┌─ Entries shown

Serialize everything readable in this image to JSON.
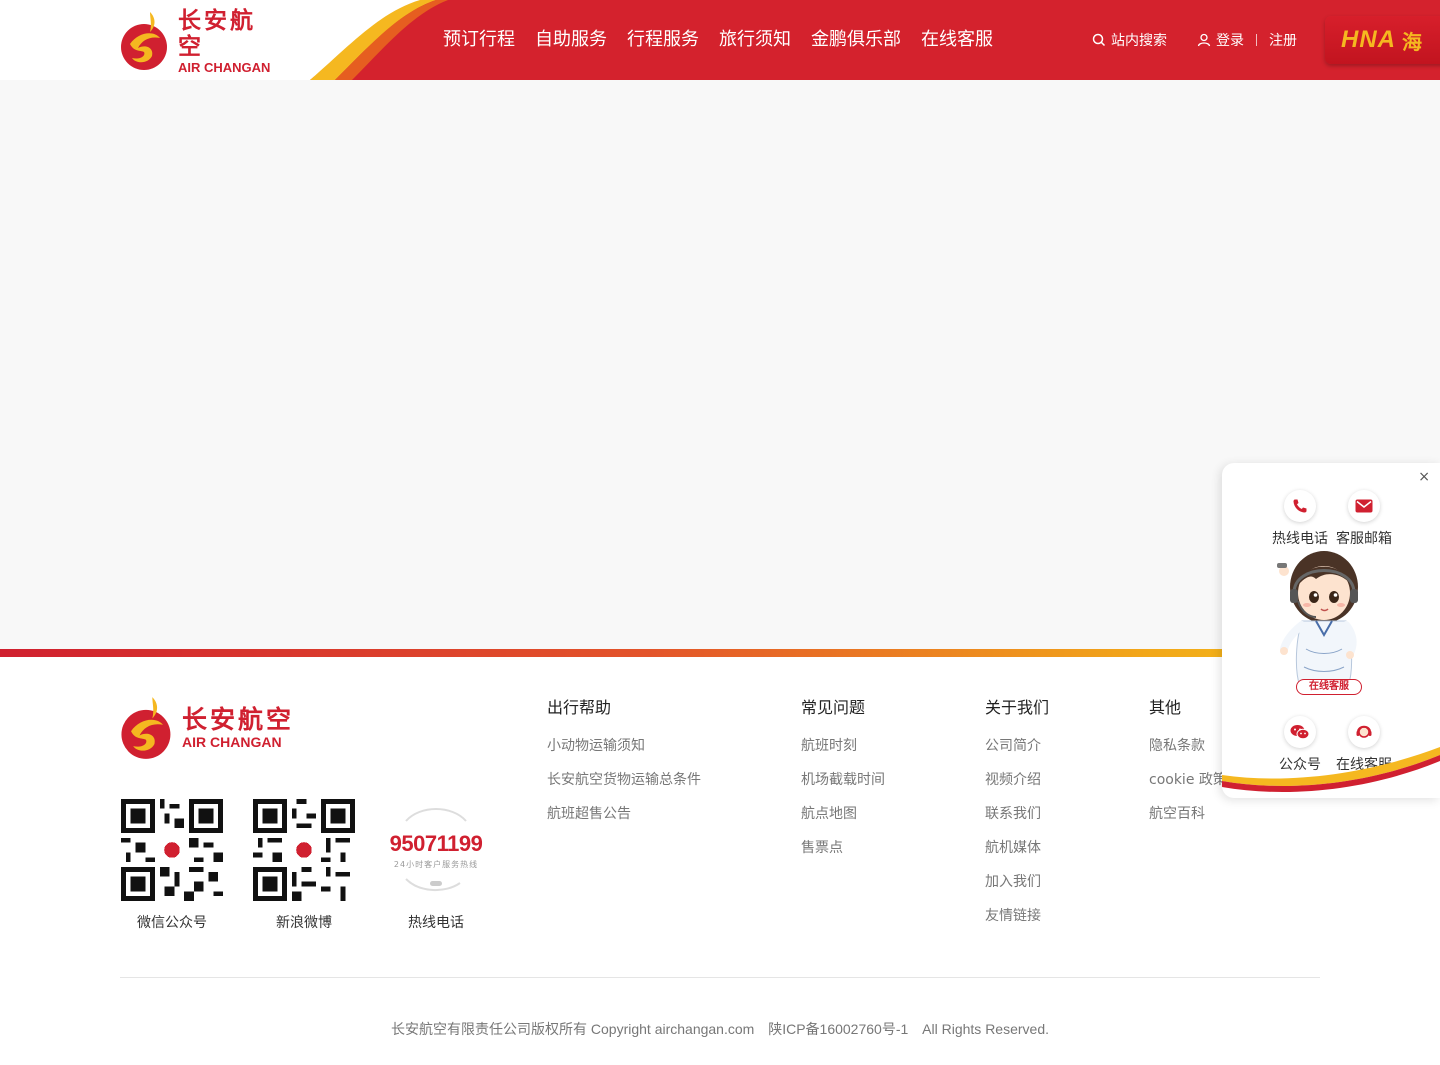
{
  "brand": {
    "name_cn": "长安航空",
    "name_en": "AIR CHANGAN"
  },
  "header": {
    "nav": [
      {
        "label": "预订行程"
      },
      {
        "label": "自助服务"
      },
      {
        "label": "行程服务"
      },
      {
        "label": "旅行须知"
      },
      {
        "label": "金鹏俱乐部"
      },
      {
        "label": "在线客服"
      }
    ],
    "search_label": "站内搜索",
    "login_label": "登录",
    "register_label": "注册",
    "partner_badge": "HNA",
    "partner_badge_cn": "海"
  },
  "colors": {
    "brand_red": "#d02030",
    "brand_gold": "#f5b820",
    "page_bg": "#f8f8f8"
  },
  "footer": {
    "qr_codes": [
      {
        "label": "微信公众号"
      },
      {
        "label": "新浪微博"
      },
      {
        "label": "热线电话"
      }
    ],
    "hotline_number": "95071199",
    "hotline_caption": "24小时客户服务热线",
    "columns": [
      {
        "title": "出行帮助",
        "links": [
          "小动物运输须知",
          "长安航空货物运输总条件",
          "航班超售公告"
        ]
      },
      {
        "title": "常见问题",
        "links": [
          "航班时刻",
          "机场截载时间",
          "航点地图",
          "售票点"
        ]
      },
      {
        "title": "关于我们",
        "links": [
          "公司简介",
          "视频介绍",
          "联系我们",
          "航机媒体",
          "加入我们",
          "友情链接"
        ]
      },
      {
        "title": "其他",
        "links": [
          "隐私条款",
          "cookie 政策",
          "航空百科"
        ]
      }
    ],
    "copyright": "长安航空有限责任公司版权所有 Copyright airchangan.com",
    "icp": "陕ICP备16002760号-1",
    "rights": "All Rights Reserved."
  },
  "widget": {
    "close_symbol": "×",
    "buttons": [
      {
        "label": "热线电话",
        "icon": "phone-icon"
      },
      {
        "label": "客服邮箱",
        "icon": "mail-icon"
      },
      {
        "label": "公众号",
        "icon": "wechat-icon"
      },
      {
        "label": "在线客服",
        "icon": "headset-icon"
      }
    ],
    "agent_badge": "在线客服"
  }
}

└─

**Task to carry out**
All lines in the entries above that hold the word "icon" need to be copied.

**Solution to this problem**
        "icon": "phone-icon"
        "icon": "mail-icon"
        "icon": "wechat-icon"
        "icon": "headset-icon"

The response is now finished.